Despite the rally, however, Sen. Olympia Snowe (R) of Maine announced in Monday that she, too, will be voting with Republicans to oppose today’s procedural vote, which would bring the defense bill to the floor of the Senate for a vote.
Sen. George Voinovich (R) of Ohio, who gave Democrats the GOP vote they needed on last week’s small-business bill, said that he will not be with Democrats on Tuesday’s vote, until there is an agreement with Republican leader Mitch McConnell over amendments.
“I’m disappointed that Majority Leader Reid and Senate Democrats have chosen to turn the Defense authorization bill – crucial legislation for our troops in a time of war – into a messaging bill,” he said in a statement on Tuesday.
“If the Democrats are serious about passing this bill in a timely fashion, they wouldn’t be attaching amendments that are not relevant to the common defense, in addition to making it impossible for Republicans to offer their own amendments to address concerns they have with the bill as voted out of the Armed Services Committee,” he added.
In past years, debate over the defense authorization bill has included dozens of amendments and gone on for weeks. Republicans say that Senator Reid is severely limiting debate to issues expected to help Democratic prospects in November midterm elections.
Immigration reform makes a reappearance
In addition to don’t ask, don’t tell, Reid said that he will also allow a vote on an amendment called the DREAM Act, which would open a path to citizenship to children of illegal immigrants born in the United States who receive a college degree or serve in the US military.

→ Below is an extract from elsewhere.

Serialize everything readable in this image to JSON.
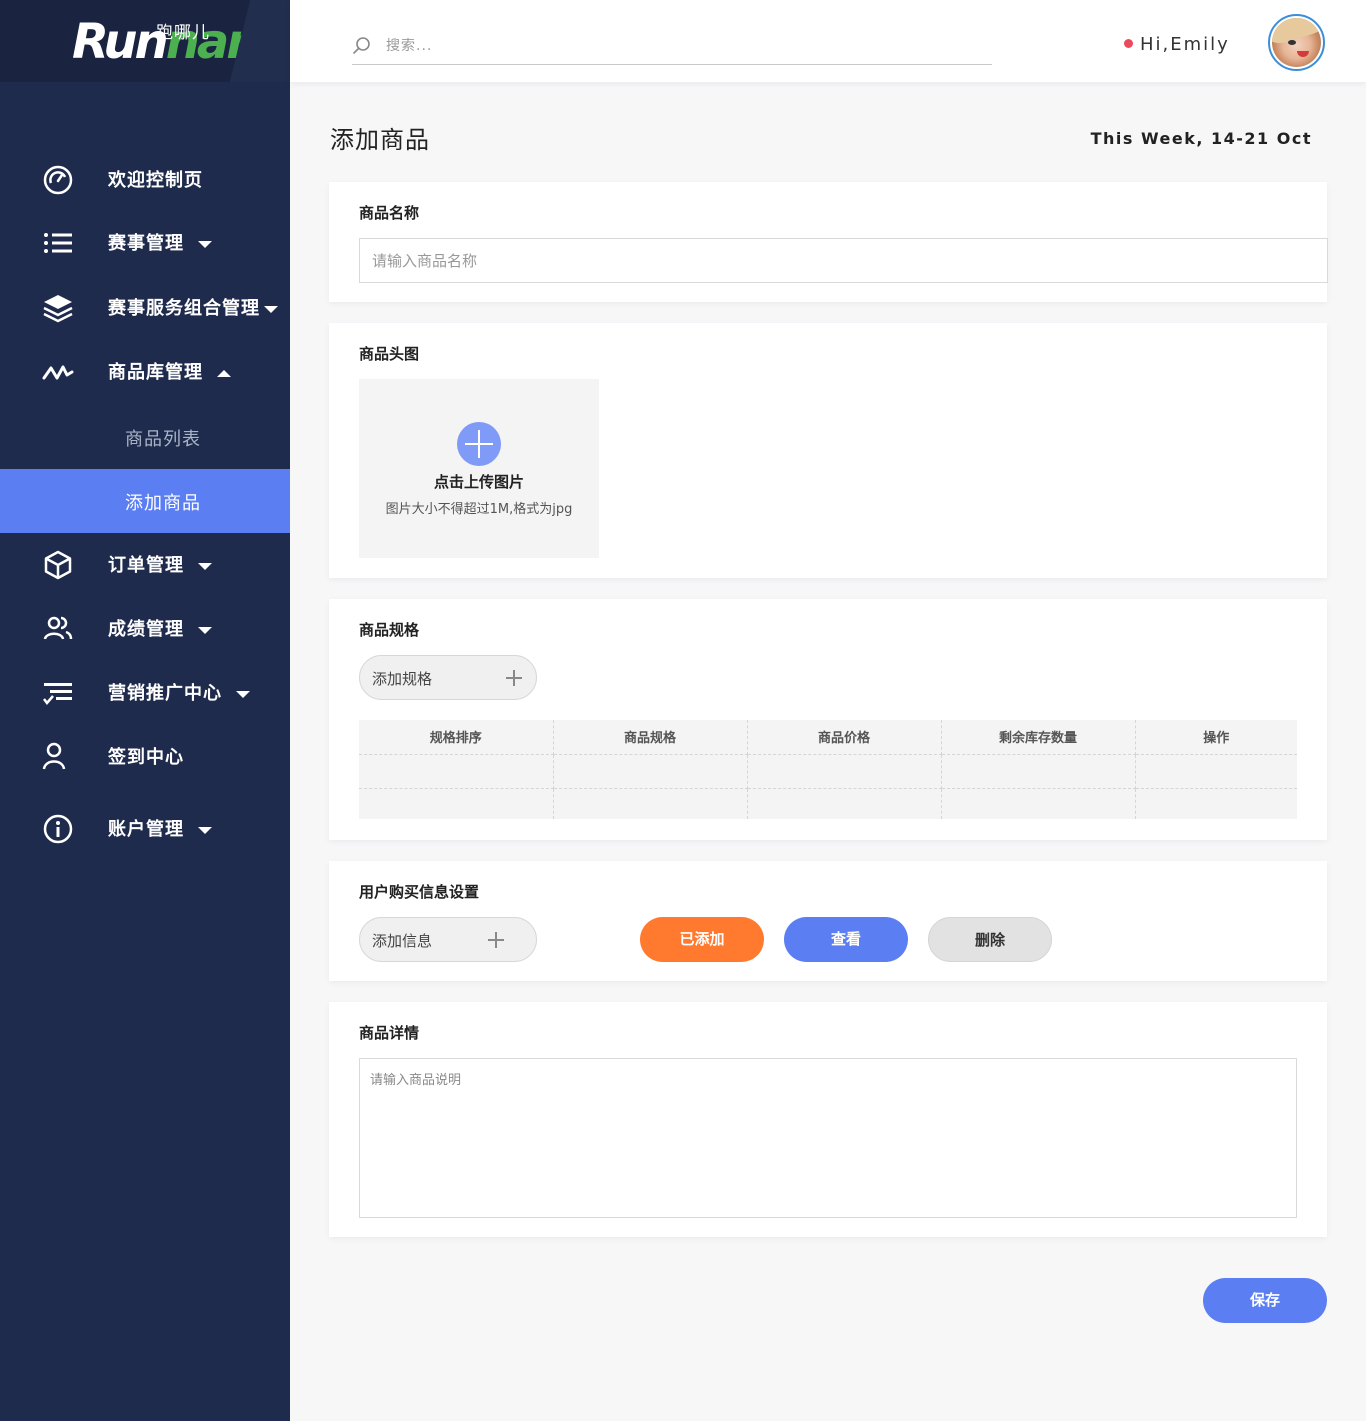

The move was welcomed by immigrant-rights groups, but reopens immigration reform, one of the most controversial issues not yet faced by the 110th Congress.
As the top Republican on the Senate Armed Services Committee, Sen. John McCain (R) of Arizona is leading a filibuster on the bill because the Pentagon has not yet completed a survey of the views of servicemen and women on repeal of don’t ask, don’t tell.
“The Senate should not be forced to make this decision now before we hear from our troops,” he said in a floor speech on Tuesday. Moreover, inclusion of the DREAM Act in a Defense authorization bill just reinforces the view that “ this is all about elections,” he added.
In response, Sen. Carl Levin (D) of Michigan, who chairs the panel, said that the ban will not take place until the president, the secretary of Defense, and the Joint Chiefs of Staff consider the results of the review and certify that readiness, military effectiveness, unit cohesion, and recruitment and retention will not be adversely affected.
“We should not deny the Senate the opportunity to take up a bill essential to men and women in the military just because we disagree with some provisions in the bill,” he said.